[Action item]
Retype the line containing "Convert this screenshot" and each later line through the end of the listing, exactly as written, with no other lines.

[Material shown]
——

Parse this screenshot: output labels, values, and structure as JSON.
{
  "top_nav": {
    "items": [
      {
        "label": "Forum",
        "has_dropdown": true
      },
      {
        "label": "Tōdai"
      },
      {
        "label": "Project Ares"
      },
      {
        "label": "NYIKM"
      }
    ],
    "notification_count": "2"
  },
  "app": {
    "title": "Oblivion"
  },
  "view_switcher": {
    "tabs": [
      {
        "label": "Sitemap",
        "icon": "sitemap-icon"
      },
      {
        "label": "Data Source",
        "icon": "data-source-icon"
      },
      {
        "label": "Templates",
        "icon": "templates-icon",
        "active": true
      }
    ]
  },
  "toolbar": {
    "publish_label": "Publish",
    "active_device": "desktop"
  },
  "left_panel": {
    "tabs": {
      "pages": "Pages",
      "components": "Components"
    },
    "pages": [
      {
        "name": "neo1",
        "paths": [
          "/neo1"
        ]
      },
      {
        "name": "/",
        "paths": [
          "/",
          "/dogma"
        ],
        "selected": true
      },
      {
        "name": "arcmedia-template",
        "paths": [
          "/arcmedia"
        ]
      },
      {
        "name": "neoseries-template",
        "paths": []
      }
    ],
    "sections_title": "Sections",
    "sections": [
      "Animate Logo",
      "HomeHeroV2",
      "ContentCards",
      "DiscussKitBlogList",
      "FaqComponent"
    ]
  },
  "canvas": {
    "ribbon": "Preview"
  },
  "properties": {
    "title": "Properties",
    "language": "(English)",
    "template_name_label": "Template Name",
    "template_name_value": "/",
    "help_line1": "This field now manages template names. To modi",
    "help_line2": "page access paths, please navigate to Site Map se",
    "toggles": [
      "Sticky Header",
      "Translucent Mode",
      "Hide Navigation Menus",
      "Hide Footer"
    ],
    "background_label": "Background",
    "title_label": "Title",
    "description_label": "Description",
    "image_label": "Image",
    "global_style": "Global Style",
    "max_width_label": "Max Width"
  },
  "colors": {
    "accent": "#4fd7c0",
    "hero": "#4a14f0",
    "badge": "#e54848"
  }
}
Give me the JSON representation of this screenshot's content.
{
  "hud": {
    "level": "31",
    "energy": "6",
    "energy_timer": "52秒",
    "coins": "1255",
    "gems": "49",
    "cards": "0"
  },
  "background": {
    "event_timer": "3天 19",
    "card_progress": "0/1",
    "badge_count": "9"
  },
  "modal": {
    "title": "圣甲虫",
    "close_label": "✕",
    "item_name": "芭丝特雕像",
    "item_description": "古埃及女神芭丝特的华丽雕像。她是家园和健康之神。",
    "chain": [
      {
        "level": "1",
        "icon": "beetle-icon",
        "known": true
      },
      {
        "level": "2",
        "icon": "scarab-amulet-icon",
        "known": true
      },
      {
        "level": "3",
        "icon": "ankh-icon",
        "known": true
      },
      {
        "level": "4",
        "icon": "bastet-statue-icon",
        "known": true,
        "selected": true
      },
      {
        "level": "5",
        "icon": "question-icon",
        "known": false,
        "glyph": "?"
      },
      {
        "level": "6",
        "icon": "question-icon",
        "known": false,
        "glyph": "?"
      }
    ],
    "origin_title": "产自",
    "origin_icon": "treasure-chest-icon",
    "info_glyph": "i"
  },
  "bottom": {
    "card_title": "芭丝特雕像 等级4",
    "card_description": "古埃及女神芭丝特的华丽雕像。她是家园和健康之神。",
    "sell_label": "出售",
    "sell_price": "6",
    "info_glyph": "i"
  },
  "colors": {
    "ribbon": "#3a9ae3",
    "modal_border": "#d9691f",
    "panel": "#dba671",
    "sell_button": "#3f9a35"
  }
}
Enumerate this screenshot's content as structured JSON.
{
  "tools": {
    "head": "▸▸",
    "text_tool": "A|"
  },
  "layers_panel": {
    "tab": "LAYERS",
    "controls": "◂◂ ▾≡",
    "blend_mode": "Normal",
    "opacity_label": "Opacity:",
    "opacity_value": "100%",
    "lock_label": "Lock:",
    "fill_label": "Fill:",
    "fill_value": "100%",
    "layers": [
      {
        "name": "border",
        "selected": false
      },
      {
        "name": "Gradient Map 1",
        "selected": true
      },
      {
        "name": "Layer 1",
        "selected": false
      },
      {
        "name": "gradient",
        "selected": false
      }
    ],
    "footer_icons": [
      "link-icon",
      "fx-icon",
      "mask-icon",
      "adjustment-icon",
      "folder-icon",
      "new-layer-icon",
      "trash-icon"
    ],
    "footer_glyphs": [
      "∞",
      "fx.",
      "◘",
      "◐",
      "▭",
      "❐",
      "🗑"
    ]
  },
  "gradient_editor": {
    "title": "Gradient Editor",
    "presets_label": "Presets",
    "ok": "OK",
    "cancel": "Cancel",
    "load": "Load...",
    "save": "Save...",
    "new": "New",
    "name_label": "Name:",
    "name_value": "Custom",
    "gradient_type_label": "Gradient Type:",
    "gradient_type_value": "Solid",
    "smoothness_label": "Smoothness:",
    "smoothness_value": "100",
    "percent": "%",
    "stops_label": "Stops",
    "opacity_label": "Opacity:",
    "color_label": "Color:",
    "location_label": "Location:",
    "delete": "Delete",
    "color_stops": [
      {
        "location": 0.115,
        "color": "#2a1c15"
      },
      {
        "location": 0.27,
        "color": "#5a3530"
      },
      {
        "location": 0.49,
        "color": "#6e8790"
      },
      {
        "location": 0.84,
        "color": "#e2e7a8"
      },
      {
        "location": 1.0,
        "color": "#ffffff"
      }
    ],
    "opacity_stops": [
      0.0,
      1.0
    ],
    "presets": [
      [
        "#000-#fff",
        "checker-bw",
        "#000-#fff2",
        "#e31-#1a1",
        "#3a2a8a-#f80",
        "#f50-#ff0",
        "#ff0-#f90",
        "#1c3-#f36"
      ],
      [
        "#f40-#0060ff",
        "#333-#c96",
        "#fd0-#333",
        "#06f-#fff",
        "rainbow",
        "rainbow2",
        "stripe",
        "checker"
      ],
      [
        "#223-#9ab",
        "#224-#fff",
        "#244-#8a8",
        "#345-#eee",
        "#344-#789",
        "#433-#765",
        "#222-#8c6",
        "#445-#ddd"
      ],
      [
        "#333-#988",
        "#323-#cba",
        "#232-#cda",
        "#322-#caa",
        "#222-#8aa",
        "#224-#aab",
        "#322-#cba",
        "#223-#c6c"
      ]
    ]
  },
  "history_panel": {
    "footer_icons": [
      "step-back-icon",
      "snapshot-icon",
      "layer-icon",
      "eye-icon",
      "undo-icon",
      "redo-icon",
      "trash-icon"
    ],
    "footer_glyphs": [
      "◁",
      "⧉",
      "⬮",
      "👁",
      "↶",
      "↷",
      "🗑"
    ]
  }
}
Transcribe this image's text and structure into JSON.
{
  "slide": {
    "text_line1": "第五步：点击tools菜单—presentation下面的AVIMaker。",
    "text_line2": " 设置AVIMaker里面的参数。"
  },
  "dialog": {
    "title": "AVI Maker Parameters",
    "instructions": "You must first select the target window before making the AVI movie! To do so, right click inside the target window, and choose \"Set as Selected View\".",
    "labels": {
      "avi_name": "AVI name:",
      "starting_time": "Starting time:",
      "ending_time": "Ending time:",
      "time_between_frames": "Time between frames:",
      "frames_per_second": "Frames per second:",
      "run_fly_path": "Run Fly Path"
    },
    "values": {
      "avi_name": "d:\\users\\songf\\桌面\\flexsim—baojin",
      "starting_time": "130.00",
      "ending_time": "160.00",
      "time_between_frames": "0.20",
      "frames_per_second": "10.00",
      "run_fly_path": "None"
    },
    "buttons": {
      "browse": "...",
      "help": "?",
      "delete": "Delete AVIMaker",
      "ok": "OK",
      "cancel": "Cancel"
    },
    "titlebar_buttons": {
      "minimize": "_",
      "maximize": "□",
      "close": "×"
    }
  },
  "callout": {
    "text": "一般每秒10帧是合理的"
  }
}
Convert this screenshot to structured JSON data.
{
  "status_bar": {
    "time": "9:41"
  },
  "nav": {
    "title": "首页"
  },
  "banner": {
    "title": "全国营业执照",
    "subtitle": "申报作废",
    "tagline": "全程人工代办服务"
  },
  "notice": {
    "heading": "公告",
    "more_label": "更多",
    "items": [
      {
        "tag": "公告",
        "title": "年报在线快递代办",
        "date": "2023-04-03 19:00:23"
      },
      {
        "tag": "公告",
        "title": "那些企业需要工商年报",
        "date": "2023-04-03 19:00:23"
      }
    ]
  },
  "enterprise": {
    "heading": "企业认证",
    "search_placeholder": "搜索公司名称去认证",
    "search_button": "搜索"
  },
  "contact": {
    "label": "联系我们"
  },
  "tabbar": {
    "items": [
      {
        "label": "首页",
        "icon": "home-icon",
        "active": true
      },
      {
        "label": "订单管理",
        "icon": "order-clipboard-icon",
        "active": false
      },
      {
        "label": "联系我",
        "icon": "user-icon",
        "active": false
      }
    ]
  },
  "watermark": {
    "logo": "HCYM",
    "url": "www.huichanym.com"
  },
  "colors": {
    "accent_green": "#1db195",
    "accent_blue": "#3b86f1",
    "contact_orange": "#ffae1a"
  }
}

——

[Result]
Convert this screenshot to structured JSON data.
{
  "status_bar": {
    "time": "9:41"
  },
  "nav": {
    "title": "首页"
  },
  "banner": {
    "title": "全国营业执照",
    "subtitle": "申报作废",
    "tagline": "全程人工代办服务"
  },
  "notice": {
    "heading": "公告",
    "more_label": "更多",
    "items": [
      {
        "tag": "公告",
        "title": "年报在线快递代办",
        "date": "2023-04-03 19:00:23"
      },
      {
        "tag": "公告",
        "title": "那些企业需要工商年报",
        "date": "2023-04-03 19:00:23"
      }
    ]
  },
  "enterprise": {
    "heading": "企业认证",
    "search_placeholder": "搜索公司名称去认证",
    "search_button": "搜索"
  },
  "contact": {
    "label": "联系我们"
  },
  "tabbar": {
    "items": [
      {
        "label": "首页",
        "icon": "home-icon",
        "active": true
      },
      {
        "label": "订单管理",
        "icon": "order-clipboard-icon",
        "active": false
      },
      {
        "label": "联系我",
        "icon": "user-icon",
        "active": false
      }
    ]
  },
  "watermark": {
    "logo": "HCYM",
    "url": "www.huichanym.com"
  },
  "colors": {
    "accent_green": "#1db195",
    "accent_blue": "#3b86f1",
    "contact_orange": "#ffae1a"
  }
}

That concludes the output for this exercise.